Set in a public park, the oldest part of the house is a 15th century tower remodelled by the Earl of Arran between 1546 and 1550 and transformed into a stately home for the Dukes of Hamilton in the 1660s.
The grounds contain the ruins of James Watt’s cottage and the boiler of his Newcomen Engine. The House is open on special free open days during the year, organised by Historic Scotland and the charity, The Friends of Kinneil. At other times, the building can only be viewed externally.
Historic Environment Scotland has joined forces with The Friends of Kinneil charity to run a series of free open days
this year. You’ll get the chance to see inside this impressive mansion, which dates back to the 15th century, and boasts some of the best renaissance wall paintings in Scotland. The open days will take place on:
- Friday 13 May, 6pm to 7pm
- Sunday 26 June, 1pm to 4pm
- Saturday 27 August, 1pm to 4pm
- Saturday 17 September, 1pm to 4pm
- Sunday 30 October, 1pm to 4pm
Last admission will be 30 minutes before the stated closing times. Children under 16 must be accompanied by an adult.
More information can be found at the Kinneil House
Kinneil MuseumKinneil Museum
which is managed by Falkirk Council, is located in the 17th century stable block of Kinneil House
The museum features the exhibition "2000 years of history"
which tells the story of the park from Roman times to the present day. There is also an audio visual show on the history of the area. Admission is free and the museum is open Monday to Saturday afternoons throughout the year.

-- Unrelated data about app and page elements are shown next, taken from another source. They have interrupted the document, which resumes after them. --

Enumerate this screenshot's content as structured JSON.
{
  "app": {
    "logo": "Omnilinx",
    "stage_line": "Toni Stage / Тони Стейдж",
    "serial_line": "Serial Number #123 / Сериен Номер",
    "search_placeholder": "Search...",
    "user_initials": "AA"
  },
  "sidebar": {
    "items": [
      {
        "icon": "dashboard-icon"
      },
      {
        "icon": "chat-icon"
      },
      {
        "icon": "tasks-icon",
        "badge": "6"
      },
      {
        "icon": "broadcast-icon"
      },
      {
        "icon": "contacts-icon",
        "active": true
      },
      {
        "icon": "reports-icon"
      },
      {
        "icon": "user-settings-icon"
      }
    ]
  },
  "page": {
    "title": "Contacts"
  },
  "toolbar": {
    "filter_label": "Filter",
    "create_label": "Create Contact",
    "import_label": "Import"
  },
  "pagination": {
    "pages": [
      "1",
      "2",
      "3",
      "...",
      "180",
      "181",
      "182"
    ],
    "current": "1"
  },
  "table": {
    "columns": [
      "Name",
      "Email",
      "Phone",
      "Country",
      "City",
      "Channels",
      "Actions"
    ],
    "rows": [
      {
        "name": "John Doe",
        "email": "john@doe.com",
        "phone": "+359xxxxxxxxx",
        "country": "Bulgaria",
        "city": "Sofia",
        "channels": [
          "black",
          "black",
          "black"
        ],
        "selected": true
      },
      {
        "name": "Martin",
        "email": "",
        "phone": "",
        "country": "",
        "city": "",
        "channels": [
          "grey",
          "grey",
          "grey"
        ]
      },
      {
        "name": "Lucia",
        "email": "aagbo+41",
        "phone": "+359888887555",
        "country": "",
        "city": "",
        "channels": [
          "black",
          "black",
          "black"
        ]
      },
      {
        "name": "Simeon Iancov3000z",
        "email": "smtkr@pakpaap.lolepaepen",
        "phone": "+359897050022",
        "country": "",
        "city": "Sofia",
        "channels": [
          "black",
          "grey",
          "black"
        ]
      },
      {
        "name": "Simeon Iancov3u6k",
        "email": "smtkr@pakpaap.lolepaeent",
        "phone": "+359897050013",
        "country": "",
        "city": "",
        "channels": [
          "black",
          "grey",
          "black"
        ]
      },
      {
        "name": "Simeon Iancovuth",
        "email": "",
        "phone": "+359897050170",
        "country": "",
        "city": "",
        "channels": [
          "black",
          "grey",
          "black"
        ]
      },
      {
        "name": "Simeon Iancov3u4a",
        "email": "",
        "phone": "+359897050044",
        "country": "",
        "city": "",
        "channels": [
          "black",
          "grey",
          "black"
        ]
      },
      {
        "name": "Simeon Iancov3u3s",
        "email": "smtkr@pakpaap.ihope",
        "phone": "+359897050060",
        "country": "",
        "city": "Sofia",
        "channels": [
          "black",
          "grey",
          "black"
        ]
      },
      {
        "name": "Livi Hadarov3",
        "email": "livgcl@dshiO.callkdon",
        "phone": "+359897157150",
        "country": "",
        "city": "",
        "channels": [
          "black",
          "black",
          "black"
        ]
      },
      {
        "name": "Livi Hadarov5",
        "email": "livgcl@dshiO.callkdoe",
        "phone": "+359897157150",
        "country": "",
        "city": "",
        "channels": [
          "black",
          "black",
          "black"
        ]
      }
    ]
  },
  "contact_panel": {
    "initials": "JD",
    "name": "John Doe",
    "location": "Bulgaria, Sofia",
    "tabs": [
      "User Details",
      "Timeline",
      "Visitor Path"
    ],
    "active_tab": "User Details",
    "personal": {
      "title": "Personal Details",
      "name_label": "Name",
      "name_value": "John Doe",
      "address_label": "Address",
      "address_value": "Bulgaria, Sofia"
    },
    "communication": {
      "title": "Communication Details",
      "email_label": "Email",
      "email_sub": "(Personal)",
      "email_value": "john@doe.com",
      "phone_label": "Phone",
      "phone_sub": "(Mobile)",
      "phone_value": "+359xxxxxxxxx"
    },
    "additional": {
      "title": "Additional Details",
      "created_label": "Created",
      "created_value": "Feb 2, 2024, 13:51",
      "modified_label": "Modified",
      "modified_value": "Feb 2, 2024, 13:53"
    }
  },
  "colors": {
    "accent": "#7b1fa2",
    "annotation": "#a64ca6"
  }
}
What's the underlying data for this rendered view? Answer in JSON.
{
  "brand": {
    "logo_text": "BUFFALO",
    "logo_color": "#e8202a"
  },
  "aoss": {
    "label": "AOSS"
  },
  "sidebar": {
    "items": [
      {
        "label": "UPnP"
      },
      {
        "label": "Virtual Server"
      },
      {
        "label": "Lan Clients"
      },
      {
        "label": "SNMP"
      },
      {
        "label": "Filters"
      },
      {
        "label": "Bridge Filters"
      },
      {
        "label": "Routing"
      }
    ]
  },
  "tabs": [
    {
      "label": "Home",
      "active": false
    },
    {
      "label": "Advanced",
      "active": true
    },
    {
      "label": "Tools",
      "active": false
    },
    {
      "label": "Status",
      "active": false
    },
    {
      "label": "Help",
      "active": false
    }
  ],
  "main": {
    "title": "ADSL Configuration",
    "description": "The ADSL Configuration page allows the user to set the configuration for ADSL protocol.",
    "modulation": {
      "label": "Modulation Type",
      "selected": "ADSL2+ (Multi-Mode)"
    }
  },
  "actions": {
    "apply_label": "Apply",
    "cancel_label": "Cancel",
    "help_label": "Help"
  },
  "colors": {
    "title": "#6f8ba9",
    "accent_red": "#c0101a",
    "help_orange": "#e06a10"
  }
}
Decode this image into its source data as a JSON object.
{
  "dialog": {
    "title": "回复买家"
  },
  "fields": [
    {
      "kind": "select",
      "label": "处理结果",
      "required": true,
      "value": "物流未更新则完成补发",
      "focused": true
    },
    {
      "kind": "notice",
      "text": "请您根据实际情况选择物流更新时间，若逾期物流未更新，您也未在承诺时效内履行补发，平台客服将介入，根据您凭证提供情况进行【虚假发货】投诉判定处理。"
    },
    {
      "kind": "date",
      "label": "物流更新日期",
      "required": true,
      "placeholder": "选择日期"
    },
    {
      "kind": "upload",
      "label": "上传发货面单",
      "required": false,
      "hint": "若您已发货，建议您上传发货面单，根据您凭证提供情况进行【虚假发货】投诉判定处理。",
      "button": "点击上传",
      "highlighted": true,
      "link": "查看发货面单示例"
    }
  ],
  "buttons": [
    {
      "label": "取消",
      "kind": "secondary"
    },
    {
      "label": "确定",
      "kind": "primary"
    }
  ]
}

The line of the Roman Antonine Wall runs through the surrounding Kinneil Estate, and the area is part of the Frontiers of the Roman Empire World Heritage Site. A Roman fortlet can be viewed a short walk to the west of Kinneil House. Details on this and other attractions are available from inside the museum.